--- Your assignment ---
Every line in the records below with the string "Sciences" needs to be copied out.

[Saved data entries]
◇ ◇ ◇
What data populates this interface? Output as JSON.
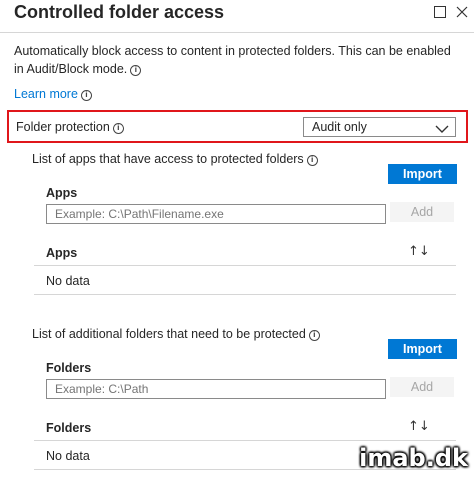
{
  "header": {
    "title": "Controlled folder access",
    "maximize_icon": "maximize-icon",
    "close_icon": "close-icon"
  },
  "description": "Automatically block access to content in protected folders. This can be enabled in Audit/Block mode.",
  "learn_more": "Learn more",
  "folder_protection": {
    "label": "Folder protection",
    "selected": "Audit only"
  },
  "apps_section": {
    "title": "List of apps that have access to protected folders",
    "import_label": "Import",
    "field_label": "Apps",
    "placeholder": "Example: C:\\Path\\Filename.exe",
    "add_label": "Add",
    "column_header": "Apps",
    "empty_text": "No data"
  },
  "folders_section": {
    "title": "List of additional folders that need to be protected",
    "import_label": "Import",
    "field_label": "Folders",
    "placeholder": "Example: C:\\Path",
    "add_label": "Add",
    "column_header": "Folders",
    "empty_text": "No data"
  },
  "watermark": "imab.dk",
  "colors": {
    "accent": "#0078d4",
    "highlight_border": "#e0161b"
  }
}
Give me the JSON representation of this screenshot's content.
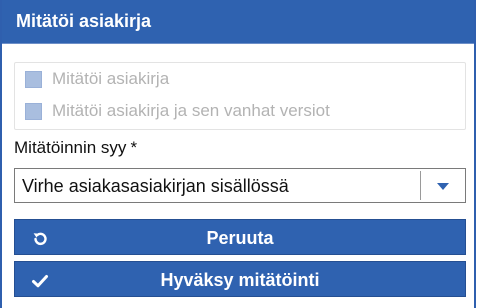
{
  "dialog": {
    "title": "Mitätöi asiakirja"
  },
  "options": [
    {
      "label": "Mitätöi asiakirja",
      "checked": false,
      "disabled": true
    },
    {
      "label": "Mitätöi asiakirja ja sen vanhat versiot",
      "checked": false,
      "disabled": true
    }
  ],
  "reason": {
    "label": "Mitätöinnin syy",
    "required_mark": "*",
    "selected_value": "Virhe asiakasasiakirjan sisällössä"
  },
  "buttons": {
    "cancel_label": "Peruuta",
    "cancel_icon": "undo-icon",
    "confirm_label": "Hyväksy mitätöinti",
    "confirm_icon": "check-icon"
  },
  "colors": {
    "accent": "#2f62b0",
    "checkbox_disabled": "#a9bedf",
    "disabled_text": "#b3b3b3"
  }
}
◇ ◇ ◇
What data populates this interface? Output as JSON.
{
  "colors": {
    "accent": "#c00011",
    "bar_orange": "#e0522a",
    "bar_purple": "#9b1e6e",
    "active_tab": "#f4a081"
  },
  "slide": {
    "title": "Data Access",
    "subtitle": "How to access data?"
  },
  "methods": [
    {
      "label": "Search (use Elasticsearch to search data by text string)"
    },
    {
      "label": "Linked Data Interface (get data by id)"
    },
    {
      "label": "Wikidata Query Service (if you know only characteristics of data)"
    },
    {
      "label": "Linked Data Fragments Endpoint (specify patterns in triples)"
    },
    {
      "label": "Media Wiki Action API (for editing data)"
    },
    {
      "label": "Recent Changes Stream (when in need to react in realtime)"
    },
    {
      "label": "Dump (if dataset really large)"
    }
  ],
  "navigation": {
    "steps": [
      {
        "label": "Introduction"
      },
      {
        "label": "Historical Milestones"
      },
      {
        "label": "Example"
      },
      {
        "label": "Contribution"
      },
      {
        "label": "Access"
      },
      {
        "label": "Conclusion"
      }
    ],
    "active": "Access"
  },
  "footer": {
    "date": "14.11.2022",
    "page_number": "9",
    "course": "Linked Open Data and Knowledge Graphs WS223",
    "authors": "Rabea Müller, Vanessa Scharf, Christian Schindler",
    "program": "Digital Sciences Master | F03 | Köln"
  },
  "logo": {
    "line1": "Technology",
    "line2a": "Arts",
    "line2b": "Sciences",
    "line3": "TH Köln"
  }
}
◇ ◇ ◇
--- Output of the exercise ---
    "program": "Digital Sciences Master | F03 | Köln"
    "line2b": "Sciences",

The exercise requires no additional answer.